When my mother died, I had no words. No trusted listener for my feelings. I buried the pain I refused to admit and pretended not to care. When my beloved dog died, away from me, run over by a car in the care of my then-boyfriend, I cried more for Champ than I ever did for my mother (or myself). That loss un-raveled me. I didn’t know how to mourn.
If remembering is too painful, we teach ourselves to forget. If no one can tolerate your sorrow, we learn to keep it to ourselves. Deprived of oxygen, it festers, stagnates, stinks like death. It is a death. A death of who you were before, the beginning of who you are now, after.
After the death of a Very Big Love (Love never dies), during the slow re-building, there’s an empty place at the table and Love, present yet intangible, tethered and un-tethered, sits silently, waiting for you to see it, feel it, believe in it as truth.
Love is a truth deeper than bedrock, stronger than death, more powerful than rhetoric. You can shield yourself from loss by claiming not to care, by chirping that you’re ‘over it’ but in time, it catches up with you. Catches you off guard; so sudden you can’t outrun it.
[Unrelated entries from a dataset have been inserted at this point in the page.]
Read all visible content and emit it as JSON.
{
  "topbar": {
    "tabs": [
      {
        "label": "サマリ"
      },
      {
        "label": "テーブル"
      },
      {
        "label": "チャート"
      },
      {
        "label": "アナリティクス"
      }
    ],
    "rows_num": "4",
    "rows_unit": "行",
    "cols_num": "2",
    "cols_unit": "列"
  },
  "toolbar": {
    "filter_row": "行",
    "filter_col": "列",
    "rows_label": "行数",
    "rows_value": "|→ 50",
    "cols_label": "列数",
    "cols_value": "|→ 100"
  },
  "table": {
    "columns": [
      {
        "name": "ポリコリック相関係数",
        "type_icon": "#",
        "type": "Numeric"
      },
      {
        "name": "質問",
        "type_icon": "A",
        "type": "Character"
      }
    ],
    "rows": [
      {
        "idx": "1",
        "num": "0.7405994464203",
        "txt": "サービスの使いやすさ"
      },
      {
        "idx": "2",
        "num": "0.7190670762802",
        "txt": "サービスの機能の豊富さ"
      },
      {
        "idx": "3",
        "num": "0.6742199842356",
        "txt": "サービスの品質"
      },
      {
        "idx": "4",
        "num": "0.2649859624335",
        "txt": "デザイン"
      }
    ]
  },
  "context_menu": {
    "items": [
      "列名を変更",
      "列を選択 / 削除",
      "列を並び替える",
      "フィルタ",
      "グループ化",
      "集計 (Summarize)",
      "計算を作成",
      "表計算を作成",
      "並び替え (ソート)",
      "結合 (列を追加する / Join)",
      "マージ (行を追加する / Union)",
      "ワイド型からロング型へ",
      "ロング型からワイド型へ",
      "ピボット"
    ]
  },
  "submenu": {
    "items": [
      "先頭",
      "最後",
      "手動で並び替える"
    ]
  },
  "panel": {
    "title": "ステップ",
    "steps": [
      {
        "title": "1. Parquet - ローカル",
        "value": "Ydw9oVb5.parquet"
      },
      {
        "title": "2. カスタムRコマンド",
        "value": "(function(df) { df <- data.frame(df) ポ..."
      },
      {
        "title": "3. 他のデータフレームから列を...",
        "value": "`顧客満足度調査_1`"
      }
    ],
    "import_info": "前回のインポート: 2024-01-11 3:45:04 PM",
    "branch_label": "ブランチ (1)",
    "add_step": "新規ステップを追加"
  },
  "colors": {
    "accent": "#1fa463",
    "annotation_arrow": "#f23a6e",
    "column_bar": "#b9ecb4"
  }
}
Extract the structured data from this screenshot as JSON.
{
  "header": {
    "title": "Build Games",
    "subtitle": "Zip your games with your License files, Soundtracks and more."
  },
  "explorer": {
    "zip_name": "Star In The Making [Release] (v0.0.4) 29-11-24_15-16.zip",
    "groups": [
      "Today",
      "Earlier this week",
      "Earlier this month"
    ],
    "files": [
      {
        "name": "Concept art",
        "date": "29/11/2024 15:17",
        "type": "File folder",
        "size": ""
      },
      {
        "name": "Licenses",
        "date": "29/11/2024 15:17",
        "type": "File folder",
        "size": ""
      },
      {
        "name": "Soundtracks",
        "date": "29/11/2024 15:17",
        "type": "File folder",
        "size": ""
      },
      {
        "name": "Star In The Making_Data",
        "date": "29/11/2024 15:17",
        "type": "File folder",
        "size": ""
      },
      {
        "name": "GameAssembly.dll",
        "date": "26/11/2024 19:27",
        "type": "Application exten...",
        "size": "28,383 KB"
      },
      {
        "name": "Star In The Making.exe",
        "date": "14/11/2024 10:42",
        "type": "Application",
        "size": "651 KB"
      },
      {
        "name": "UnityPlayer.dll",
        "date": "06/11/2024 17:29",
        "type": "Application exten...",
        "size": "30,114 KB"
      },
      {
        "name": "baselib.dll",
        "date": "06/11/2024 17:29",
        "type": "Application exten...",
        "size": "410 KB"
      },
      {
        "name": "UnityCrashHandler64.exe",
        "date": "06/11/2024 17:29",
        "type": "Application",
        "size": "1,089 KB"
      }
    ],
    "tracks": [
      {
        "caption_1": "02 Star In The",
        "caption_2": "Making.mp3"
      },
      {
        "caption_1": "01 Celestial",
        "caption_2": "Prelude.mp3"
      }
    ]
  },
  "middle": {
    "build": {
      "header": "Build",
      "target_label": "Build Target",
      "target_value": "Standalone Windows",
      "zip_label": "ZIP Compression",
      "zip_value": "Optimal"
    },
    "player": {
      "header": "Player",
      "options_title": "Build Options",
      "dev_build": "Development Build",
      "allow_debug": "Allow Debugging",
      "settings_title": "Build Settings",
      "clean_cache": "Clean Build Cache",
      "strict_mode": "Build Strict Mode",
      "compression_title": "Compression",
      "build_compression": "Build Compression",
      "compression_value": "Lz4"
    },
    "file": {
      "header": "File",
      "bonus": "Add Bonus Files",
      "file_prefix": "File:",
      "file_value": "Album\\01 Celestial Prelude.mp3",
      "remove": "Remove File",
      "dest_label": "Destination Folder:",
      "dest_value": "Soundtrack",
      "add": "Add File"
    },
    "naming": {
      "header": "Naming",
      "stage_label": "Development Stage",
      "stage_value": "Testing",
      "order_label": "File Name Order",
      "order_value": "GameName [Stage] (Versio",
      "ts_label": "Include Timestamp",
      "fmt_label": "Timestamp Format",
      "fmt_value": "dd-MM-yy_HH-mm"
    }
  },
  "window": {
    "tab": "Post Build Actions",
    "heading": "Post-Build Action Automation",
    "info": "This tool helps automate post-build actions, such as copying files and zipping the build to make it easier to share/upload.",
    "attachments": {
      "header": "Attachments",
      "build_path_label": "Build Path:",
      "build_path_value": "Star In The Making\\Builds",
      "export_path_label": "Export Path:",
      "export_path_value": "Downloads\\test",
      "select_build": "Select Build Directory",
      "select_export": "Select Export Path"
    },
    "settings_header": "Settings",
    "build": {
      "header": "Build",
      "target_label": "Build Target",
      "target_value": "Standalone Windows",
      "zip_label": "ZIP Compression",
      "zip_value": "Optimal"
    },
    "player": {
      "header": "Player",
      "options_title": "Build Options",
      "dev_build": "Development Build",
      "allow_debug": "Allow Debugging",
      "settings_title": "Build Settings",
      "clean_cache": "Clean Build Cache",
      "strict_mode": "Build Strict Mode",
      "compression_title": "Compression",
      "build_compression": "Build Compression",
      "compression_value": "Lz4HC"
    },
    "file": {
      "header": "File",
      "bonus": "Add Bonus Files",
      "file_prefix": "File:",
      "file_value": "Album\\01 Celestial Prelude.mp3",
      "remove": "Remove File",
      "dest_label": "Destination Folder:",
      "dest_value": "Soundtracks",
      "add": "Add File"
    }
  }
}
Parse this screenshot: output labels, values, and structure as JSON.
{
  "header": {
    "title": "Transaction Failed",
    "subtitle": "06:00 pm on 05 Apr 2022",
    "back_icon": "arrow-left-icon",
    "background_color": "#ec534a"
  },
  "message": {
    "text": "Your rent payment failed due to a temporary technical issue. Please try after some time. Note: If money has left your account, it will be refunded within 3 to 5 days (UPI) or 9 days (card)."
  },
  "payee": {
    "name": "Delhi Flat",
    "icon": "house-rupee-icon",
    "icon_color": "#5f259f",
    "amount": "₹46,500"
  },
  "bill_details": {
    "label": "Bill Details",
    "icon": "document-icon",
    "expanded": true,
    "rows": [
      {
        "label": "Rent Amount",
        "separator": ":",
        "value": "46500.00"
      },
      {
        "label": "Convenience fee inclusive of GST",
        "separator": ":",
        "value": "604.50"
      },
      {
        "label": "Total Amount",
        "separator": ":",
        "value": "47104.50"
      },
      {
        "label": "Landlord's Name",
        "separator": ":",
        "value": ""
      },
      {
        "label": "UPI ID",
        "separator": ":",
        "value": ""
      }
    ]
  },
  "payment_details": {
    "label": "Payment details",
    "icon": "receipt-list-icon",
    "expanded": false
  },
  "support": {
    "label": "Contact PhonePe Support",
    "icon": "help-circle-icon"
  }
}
The root of compassion is empathy. Your pain is my pain, your life envelops mine. Your happiness is important to me. I understand a bit about the road ahead. It feels like it’ll stay dark forever but Love is a Light which will never leave you. You will never walk alone.